## [Exercise]
Report the count of lines holding "content" in the records, with no other words.

## [Provided material]
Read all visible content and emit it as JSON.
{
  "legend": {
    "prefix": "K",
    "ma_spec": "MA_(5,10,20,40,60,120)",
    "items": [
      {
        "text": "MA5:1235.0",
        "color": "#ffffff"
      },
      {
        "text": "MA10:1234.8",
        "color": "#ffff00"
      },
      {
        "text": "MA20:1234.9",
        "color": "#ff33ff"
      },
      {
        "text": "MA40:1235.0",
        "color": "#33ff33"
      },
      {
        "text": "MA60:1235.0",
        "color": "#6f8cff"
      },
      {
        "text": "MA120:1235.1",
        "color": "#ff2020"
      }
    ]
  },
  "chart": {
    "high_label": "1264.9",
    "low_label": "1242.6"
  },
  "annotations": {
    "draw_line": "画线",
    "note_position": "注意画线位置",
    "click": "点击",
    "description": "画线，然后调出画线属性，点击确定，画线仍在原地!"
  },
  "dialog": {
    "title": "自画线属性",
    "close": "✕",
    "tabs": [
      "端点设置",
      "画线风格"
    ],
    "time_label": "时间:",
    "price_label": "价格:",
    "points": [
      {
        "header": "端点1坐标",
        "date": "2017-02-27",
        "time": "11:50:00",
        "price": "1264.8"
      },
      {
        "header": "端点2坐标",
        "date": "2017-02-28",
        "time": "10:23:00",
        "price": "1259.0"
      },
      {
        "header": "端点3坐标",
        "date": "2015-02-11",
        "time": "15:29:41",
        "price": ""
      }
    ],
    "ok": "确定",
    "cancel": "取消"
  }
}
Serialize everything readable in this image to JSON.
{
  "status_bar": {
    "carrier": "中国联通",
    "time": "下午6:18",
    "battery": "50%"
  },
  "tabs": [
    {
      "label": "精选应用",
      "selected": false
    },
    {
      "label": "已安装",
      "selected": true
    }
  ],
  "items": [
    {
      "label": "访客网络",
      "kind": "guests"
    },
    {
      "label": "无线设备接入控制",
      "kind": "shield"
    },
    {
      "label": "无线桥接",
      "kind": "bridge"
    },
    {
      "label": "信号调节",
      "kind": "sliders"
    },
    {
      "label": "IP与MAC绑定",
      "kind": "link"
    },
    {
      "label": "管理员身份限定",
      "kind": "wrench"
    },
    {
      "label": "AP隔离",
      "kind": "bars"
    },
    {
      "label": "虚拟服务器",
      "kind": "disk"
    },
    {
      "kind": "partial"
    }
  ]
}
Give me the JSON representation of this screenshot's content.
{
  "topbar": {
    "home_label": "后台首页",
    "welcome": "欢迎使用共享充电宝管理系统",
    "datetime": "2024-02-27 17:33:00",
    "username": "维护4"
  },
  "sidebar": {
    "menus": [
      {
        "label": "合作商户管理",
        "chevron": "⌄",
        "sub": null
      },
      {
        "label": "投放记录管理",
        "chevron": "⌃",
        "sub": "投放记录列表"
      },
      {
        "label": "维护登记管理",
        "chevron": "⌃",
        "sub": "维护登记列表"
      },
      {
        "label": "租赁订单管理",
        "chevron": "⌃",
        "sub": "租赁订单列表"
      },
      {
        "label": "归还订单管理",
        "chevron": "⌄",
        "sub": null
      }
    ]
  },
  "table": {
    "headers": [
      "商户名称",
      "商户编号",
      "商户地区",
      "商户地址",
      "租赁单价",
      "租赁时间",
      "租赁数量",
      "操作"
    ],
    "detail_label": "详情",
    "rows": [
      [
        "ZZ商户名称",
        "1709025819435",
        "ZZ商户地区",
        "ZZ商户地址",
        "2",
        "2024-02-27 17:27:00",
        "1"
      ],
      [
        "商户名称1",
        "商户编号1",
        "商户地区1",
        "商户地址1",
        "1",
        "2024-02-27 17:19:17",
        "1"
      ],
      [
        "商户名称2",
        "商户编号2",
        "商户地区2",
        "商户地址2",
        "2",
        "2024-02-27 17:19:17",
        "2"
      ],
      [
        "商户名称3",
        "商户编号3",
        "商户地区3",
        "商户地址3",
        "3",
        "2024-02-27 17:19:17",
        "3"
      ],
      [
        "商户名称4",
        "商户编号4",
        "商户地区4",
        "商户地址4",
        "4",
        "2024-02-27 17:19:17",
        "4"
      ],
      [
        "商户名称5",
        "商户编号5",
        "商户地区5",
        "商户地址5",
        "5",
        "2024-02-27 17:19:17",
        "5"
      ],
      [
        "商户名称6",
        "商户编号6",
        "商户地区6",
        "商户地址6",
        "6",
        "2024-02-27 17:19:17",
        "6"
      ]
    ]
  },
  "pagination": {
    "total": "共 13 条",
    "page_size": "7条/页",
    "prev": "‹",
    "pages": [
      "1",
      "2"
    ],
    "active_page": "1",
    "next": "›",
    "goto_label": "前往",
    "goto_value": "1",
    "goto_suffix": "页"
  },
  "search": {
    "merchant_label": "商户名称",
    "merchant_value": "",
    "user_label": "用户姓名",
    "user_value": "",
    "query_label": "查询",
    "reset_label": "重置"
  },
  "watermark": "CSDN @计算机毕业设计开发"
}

## [Result below]
2